However, the way we eat is very much driven by our habits.  And habits are driven by a variety of cues or triggers like time and location.  So if you are eating extra meals throughout the day, then you will also be experiencing extra triggers every day that tell your body it’s time to eat.

That is why Bright Line Eating® suggests just three meals a day and specific times and locations.  Over time, this will retrain your brain to know it is time for food only at appropriate meal times.  This will help you be less focused on food throughout the day and less likely to break your bright lines.

This rule has been a huge help to me.  I only have to manage food time three times per day rather than five or six.  And it is just easier to plan and prepare for just three meals each day without having to also prepare and plan extra snacks as well.  I also found during previous weight loss attempts that eating a snack often left me hungrier and more tempted to overeat.  By limiting myself to just eating a meal time, I have had an easier time sticking to my bright lines.

Bright Line #4: Eat Precise Quantities

The final rule or bright line that I followed to lose over 100lbs was eating precise quantities of food.  At every meal I weighed my food using a food scale to ensure that I was eating the exact amount of food as prescribed by the Bright Line Eating® food plan.  No eyeballing, estimating or guessing allowed.

This method of limiting your food intake has several advantages over the more traditional calorie counting method.  First, research shows we are not very good at estimating calories eaten.  We underestimate the quantities on our plate so we record fewer calories that we actually consume.  With a food scale, you are forced to be precise.

Second, I find weighing my food an easier long-term solution than counting calories.  Having tried both approaches, I like weighing food better because I don’t ever have to look up what I’m going to eat in some database.  For example, tonight we are going to be having bison steak for the first time.  I know that I’ll serve myself six ounces of it.  I won’t be searching an app to find out how much of it I can eat based on how many calories or fat it contains.

Third, weighing food rather than counting calories has helped me eat less processed foods.  When counting calories it can be easier to just look at the label on the food package.  But calculating the calories in a tossed salad can take forever.  So if you are counting calories there is a built in incentive to favor prepackaged foods where all of the calculations have been done for you.  However, when I have a tossed salad, I just weigh out to total amount of the salad no matter how many different vegetables it contains.

And knowing what food to weight is also very simple on Bright Line Eating®.  The meals you eat include some combination of protein, a whole grain, a fat, fruits and veggies.  The amounts vary based on gender and whether you are in the weight loss phase or the maintenance phase.  (You can find the full food plan in the Bright Line Eating book or by signing up for the Bright Line Eating Boot Camp®.)

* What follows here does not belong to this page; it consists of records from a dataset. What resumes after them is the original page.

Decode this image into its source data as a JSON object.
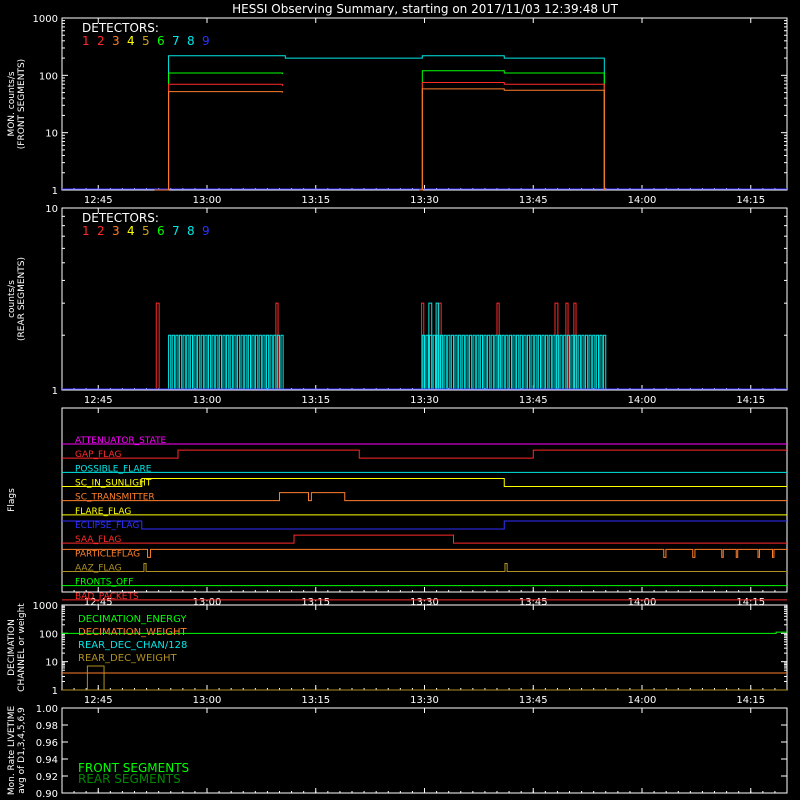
{
  "title": "HESSI Observing Summary, starting on 2017/11/03 12:39:48 UT",
  "x_axis": {
    "unit": "UT",
    "ticks": [
      "12:45",
      "13:00",
      "13:15",
      "13:30",
      "13:45",
      "14:00",
      "14:15"
    ],
    "xlim_minutes_from_1240": [
      0,
      100
    ]
  },
  "detectors": {
    "label": "DETECTORS:",
    "numbers": [
      "1",
      "2",
      "3",
      "4",
      "5",
      "6",
      "7",
      "8",
      "9"
    ],
    "colors": [
      "#ff2a2a",
      "#ff2a2a",
      "#ff7f2a",
      "#ffff00",
      "#c8a020",
      "#00ff00",
      "#00e8e8",
      "#00e8e8",
      "#3030ff"
    ]
  },
  "chart_data": [
    {
      "type": "line",
      "id": "front",
      "ylabel": "MON. counts/s\n(FRONT SEGMENTS)",
      "yscale": "log",
      "ylim": [
        1,
        1000
      ],
      "yticks": [
        "1",
        "10",
        "100",
        "1000"
      ],
      "series": [
        {
          "color": "#00e8e8",
          "segments": [
            {
              "x": [
                12.8,
                14.7,
                30.4,
                30.8,
                49.3,
                49.7,
                59.5,
                61.0,
                74.5,
                74.8
              ],
              "y": [
                1,
                220,
                220,
                200,
                200,
                220,
                220,
                200,
                200,
                1
              ]
            }
          ]
        },
        {
          "color": "#00ff00",
          "segments": [
            {
              "x": [
                12.8,
                14.7,
                30.4
              ],
              "y": [
                1,
                110,
                105
              ]
            },
            {
              "x": [
                49.3,
                49.7,
                61.0,
                74.8
              ],
              "y": [
                1,
                120,
                110,
                1
              ]
            }
          ]
        },
        {
          "color": "#ff2a2a",
          "segments": [
            {
              "x": [
                12.8,
                14.7,
                30.4
              ],
              "y": [
                1,
                70,
                65
              ]
            },
            {
              "x": [
                49.3,
                49.7,
                61.0,
                74.8
              ],
              "y": [
                1,
                75,
                70,
                1
              ]
            }
          ]
        },
        {
          "color": "#ff7f2a",
          "segments": [
            {
              "x": [
                12.8,
                14.7,
                30.4
              ],
              "y": [
                1,
                52,
                50
              ]
            },
            {
              "x": [
                49.3,
                49.7,
                61.0,
                74.8
              ],
              "y": [
                1,
                58,
                55,
                1
              ]
            }
          ]
        }
      ]
    },
    {
      "type": "line",
      "id": "rear",
      "ylabel": "counts/s\n(REAR SEGMENTS)",
      "yscale": "log",
      "ylim": [
        1,
        10
      ],
      "yticks": [
        "1",
        "10"
      ],
      "baseline_color": "#3030ff",
      "series": [
        {
          "color": "#ff2a2a",
          "pulses": [
            [
              13.0,
              13.4
            ],
            [
              29.5,
              29.8
            ],
            [
              49.6,
              49.9
            ],
            [
              52.0,
              52.3
            ],
            [
              60.0,
              60.3
            ],
            [
              68.0,
              68.4
            ],
            [
              69.5,
              69.8
            ],
            [
              70.6,
              70.9
            ]
          ],
          "level": 3
        },
        {
          "color": "#00e8e8",
          "pulses": [
            [
              50.6,
              51.0
            ],
            [
              51.6,
              51.9
            ]
          ],
          "level": 3
        },
        {
          "color": "#00e8e8",
          "bands": [
            [
              14.7,
              30.4
            ],
            [
              49.7,
              74.8
            ]
          ],
          "level": 2,
          "gap": 0.5
        }
      ]
    },
    {
      "type": "flags",
      "id": "flags",
      "ylabel": "Flags",
      "rows": [
        {
          "label": "ATTENUATOR_STATE",
          "color": "#ff00ff",
          "x": [
            0,
            100
          ],
          "y": [
            0,
            0
          ]
        },
        {
          "label": "GAP_FLAG",
          "color": "#ff2a2a",
          "x": [
            0,
            16,
            16,
            41,
            41,
            65,
            65,
            100
          ],
          "y": [
            0,
            0,
            1,
            1,
            0,
            0,
            1,
            1
          ]
        },
        {
          "label": "POSSIBLE_FLARE",
          "color": "#00e8e8",
          "x": [
            0,
            100
          ],
          "y": [
            0,
            0
          ]
        },
        {
          "label": "SC_IN_SUNLIGHT",
          "color": "#ffff00",
          "x": [
            0,
            11,
            11,
            61,
            61,
            100
          ],
          "y": [
            0,
            0,
            1,
            1,
            0,
            0
          ]
        },
        {
          "label": "SC_TRANSMITTER",
          "color": "#ff7f2a",
          "x": [
            0,
            30,
            30,
            34,
            34,
            34.4,
            34.4,
            39,
            39,
            100
          ],
          "y": [
            0,
            0,
            1,
            1,
            0,
            0,
            1,
            1,
            0,
            0
          ]
        },
        {
          "label": "FLARE_FLAG",
          "color": "#ffff00",
          "x": [
            0,
            100
          ],
          "y": [
            0,
            0
          ]
        },
        {
          "label": "ECLIPSE_FLAG",
          "color": "#3030ff",
          "x": [
            0,
            11,
            11,
            61,
            61,
            100
          ],
          "y": [
            1,
            1,
            0,
            0,
            1,
            1
          ]
        },
        {
          "label": "SAA_FLAG",
          "color": "#ff2a2a",
          "x": [
            0,
            32,
            32,
            54,
            54,
            100
          ],
          "y": [
            0,
            0,
            1,
            1,
            0,
            0
          ]
        },
        {
          "label": "PARTICLEFLAG",
          "color": "#ff7f2a",
          "x": [
            0,
            11.8,
            11.8,
            12.2,
            12.2,
            83,
            83,
            83.3,
            83.3,
            87,
            87,
            87.3,
            87.3,
            91,
            91,
            91.2,
            91.2,
            93,
            93,
            93.2,
            93.2,
            96,
            96,
            96.2,
            96.2,
            98,
            98,
            98.2,
            98.2,
            100
          ],
          "y": [
            1,
            1,
            0,
            0,
            1,
            1,
            0,
            0,
            1,
            1,
            0,
            0,
            1,
            1,
            0,
            0,
            1,
            1,
            0,
            0,
            1,
            1,
            0,
            0,
            1,
            1,
            0,
            0,
            1,
            1
          ]
        },
        {
          "label": "AAZ_FLAG",
          "color": "#b09020",
          "x": [
            0,
            11.3,
            11.3,
            11.6,
            11.6,
            61.1,
            61.1,
            61.4,
            61.4,
            100
          ],
          "y": [
            0,
            0,
            1,
            1,
            0,
            0,
            1,
            1,
            0,
            0
          ]
        },
        {
          "label": "FRONTS_OFF",
          "color": "#00ff00",
          "x": [
            0,
            100
          ],
          "y": [
            0,
            0
          ]
        },
        {
          "label": "BAD_PACKETS",
          "color": "#ff2a2a",
          "x": [
            0,
            100
          ],
          "y": [
            0,
            0
          ]
        }
      ]
    },
    {
      "type": "line",
      "id": "decimation",
      "ylabel": "DECIMATION\nCHANNEL or weight",
      "yscale": "log",
      "ylim": [
        1,
        1000
      ],
      "yticks": [
        "1",
        "10",
        "100",
        "1000"
      ],
      "legend": [
        {
          "label": "DECIMATION_ENERGY",
          "color": "#00ff00"
        },
        {
          "label": "DECIMATION_WEIGHT",
          "color": "#ff7f2a"
        },
        {
          "label": "REAR_DEC_CHAN/128",
          "color": "#00e8e8"
        },
        {
          "label": "REAR_DEC_WEIGHT",
          "color": "#b09020"
        }
      ],
      "series": [
        {
          "color": "#00ff00",
          "segments": [
            {
              "x": [
                0,
                98,
                98.5,
                100
              ],
              "y": [
                100,
                100,
                110,
                110
              ]
            }
          ]
        },
        {
          "color": "#ff7f2a",
          "segments": [
            {
              "x": [
                0,
                100
              ],
              "y": [
                4,
                4
              ]
            }
          ]
        },
        {
          "color": "#b09020",
          "segments": [
            {
              "x": [
                0,
                100
              ],
              "y": [
                1,
                1
              ]
            },
            {
              "x": [
                3.5,
                3.5,
                5.8,
                5.8
              ],
              "y": [
                1,
                7,
                7,
                1
              ]
            }
          ]
        }
      ]
    },
    {
      "type": "line",
      "id": "livetime",
      "ylabel": "Mon. Rate LIVETIME\navg of D1,3,4,5,6,9",
      "ylim": [
        0.9,
        1.0
      ],
      "yticks": [
        "0.90",
        "0.92",
        "0.94",
        "0.96",
        "0.98",
        "1.00"
      ],
      "legend": [
        {
          "label": "FRONT SEGMENTS",
          "color": "#00ff00"
        },
        {
          "label": "REAR SEGMENTS",
          "color": "#008800"
        }
      ],
      "series": []
    }
  ]
}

So those are the four rules or bright lines that I followed to lose 100lbs in just six months.  And by keeping these bright lines I have continued to lose additional weight.  As of the time of this writing I have lost a total of 140lbs and am starting to transition into maintenance mode (increasing the amount of food).  But without these food rules I do not believe I would have been able to lose so much weight.  No, strike that.  I KNOW I would not have succeeded without these bright lines.  And I know this because I have an extensive list of diets I’ve tried and failed in the past.

Wanna learn more about Bright Line Eating®?  I would encourage you to read the book, check out the website and consider the boot camp.  You can click here to see my video review of what I liked and didn’t like about the boot camp and see what my results were after finishing boot camp.

Pin It on Pinterest